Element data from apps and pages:

※ ※ ※

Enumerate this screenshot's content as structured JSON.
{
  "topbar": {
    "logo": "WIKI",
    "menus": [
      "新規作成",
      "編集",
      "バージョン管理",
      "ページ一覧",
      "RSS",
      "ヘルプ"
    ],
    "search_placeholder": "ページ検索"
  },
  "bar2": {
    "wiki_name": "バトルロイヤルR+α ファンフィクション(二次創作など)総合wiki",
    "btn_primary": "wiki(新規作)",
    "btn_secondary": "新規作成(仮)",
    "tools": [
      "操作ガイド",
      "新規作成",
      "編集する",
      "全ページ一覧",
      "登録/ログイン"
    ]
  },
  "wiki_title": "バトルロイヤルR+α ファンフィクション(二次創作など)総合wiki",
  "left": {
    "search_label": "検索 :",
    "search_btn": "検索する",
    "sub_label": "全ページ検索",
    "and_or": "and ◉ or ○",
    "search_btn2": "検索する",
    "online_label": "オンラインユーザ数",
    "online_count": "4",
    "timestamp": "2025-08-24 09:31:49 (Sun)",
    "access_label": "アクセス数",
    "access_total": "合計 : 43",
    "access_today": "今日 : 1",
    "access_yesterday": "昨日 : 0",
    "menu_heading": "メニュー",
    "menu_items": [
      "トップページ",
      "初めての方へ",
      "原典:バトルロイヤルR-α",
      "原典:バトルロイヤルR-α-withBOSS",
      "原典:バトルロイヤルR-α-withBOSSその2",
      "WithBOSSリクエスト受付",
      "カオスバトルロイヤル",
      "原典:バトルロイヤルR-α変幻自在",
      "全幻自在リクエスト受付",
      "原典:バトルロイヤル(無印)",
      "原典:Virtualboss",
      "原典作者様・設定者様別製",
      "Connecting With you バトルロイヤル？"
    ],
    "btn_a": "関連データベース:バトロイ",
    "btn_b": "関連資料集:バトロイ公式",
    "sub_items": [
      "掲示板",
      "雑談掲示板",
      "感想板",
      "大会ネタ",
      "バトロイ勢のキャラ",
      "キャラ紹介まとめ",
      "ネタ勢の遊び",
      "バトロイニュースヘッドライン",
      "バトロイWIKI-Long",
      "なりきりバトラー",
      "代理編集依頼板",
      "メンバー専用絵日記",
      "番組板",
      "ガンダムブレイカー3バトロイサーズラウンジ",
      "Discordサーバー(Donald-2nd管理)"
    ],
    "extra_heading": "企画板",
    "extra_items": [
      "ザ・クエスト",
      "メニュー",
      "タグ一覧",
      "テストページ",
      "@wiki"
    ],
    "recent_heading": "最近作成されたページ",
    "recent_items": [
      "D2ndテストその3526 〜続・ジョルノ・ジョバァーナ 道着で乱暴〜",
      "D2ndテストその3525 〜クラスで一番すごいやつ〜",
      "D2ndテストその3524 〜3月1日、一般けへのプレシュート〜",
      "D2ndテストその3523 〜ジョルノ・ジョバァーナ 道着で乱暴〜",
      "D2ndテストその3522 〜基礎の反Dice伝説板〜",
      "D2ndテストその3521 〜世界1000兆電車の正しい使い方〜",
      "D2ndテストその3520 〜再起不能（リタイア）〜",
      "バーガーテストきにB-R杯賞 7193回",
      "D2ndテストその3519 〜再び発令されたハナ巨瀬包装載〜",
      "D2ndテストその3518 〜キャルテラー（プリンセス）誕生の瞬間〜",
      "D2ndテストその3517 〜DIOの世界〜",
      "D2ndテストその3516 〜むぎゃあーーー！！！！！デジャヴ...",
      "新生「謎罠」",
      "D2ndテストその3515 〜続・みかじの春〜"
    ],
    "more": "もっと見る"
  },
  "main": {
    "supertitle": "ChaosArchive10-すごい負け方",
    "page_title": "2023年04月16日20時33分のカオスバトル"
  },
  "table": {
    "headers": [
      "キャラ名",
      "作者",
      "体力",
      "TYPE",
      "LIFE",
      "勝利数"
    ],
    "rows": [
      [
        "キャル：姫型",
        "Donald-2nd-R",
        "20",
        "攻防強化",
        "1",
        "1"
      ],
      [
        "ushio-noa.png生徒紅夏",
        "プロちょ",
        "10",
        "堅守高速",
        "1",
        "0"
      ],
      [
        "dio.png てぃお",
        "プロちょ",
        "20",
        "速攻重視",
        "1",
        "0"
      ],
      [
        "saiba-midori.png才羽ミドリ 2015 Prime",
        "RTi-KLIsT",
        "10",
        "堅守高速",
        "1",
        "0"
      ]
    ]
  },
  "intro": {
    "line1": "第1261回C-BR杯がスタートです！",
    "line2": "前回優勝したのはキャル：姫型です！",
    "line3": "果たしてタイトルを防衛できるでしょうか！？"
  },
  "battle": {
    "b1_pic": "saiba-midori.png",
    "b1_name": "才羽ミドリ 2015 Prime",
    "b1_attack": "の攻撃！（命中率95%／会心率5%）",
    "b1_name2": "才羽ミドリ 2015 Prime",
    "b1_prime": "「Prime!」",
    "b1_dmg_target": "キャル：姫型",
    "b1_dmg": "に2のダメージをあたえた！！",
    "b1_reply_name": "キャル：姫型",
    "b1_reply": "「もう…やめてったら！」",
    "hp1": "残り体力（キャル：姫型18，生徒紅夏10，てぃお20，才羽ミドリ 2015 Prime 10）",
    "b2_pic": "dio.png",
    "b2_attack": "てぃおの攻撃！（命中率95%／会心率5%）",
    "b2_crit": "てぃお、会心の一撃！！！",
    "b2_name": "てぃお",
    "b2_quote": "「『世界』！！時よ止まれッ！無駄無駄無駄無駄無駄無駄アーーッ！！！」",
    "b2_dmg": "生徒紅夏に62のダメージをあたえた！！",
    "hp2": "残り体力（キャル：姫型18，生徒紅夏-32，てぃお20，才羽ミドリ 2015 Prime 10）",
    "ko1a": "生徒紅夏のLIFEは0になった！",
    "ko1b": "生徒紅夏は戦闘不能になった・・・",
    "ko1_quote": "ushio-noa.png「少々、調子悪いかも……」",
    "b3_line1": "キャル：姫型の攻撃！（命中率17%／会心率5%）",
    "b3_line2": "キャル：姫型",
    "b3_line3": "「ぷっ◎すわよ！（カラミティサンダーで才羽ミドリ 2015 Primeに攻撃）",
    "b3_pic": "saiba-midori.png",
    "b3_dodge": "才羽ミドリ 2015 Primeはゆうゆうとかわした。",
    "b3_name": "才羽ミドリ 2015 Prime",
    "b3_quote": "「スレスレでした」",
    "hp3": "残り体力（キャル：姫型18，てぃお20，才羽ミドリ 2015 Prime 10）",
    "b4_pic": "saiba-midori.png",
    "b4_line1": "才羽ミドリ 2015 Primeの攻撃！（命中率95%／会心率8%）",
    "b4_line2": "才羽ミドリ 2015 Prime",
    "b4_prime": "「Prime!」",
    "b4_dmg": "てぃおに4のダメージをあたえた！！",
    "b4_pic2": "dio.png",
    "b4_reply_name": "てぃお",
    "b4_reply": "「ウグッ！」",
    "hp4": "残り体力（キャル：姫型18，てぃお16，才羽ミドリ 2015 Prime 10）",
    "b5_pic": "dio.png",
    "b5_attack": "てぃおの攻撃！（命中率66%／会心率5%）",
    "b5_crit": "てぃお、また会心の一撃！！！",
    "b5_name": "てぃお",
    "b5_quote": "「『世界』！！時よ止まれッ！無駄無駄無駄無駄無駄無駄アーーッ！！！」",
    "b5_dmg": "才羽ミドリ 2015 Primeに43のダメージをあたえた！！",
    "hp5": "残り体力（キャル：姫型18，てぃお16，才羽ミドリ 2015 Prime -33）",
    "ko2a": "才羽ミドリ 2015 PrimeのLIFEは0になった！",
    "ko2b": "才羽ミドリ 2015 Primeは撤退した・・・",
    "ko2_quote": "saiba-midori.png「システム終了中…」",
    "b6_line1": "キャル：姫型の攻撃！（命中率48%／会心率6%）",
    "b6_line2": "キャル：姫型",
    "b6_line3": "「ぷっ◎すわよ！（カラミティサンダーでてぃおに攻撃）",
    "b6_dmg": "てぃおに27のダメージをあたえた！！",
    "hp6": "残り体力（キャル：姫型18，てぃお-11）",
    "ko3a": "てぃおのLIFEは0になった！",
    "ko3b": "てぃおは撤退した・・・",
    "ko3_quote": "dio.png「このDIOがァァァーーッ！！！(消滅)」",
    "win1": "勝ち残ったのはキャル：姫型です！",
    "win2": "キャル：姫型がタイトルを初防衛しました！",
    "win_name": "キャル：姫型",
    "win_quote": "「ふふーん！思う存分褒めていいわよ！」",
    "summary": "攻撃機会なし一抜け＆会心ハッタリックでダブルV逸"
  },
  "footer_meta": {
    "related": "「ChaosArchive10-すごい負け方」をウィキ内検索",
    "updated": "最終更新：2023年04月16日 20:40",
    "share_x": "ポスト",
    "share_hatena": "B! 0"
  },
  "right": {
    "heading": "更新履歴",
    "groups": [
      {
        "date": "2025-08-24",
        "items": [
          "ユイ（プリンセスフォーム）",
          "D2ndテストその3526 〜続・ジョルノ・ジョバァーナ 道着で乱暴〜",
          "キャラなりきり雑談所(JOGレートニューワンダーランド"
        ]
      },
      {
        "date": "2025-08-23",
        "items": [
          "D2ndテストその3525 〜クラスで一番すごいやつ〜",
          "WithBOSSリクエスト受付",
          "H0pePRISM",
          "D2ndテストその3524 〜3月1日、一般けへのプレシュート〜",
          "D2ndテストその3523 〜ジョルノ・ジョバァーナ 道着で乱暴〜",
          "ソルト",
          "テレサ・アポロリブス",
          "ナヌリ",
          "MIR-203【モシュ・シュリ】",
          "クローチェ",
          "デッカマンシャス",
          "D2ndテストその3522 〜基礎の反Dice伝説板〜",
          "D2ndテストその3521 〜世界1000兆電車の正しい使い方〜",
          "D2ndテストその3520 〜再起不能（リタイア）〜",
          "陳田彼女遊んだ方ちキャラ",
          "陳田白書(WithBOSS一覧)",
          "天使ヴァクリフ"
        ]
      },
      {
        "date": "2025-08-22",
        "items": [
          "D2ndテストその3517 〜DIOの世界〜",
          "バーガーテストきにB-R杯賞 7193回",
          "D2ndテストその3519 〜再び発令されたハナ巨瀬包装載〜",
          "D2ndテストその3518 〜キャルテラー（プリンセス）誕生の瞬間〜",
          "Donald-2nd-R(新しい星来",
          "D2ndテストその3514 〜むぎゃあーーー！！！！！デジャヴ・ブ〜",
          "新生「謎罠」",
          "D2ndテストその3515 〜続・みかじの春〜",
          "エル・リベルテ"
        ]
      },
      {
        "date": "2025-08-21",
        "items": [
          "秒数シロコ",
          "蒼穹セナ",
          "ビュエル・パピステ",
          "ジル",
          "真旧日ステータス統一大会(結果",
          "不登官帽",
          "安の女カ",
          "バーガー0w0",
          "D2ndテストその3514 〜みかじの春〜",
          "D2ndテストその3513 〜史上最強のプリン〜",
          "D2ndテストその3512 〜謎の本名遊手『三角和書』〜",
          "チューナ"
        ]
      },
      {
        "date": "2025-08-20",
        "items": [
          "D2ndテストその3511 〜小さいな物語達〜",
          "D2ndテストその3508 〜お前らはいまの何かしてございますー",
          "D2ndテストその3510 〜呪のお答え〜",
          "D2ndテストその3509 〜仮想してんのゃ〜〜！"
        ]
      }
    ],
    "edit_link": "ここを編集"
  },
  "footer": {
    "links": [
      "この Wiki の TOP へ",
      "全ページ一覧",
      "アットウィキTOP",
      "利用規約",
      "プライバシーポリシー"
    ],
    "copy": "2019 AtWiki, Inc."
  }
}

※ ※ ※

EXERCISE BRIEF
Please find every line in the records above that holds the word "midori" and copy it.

RESPONSE AREA
        "saiba-midori.png才羽ミドリ 2015 Prime",
    "b1_pic": "saiba-midori.png",
    "b3_pic": "saiba-midori.png",
    "b4_pic": "saiba-midori.png",
    "ko2_quote": "saiba-midori.png「システム終了中…」",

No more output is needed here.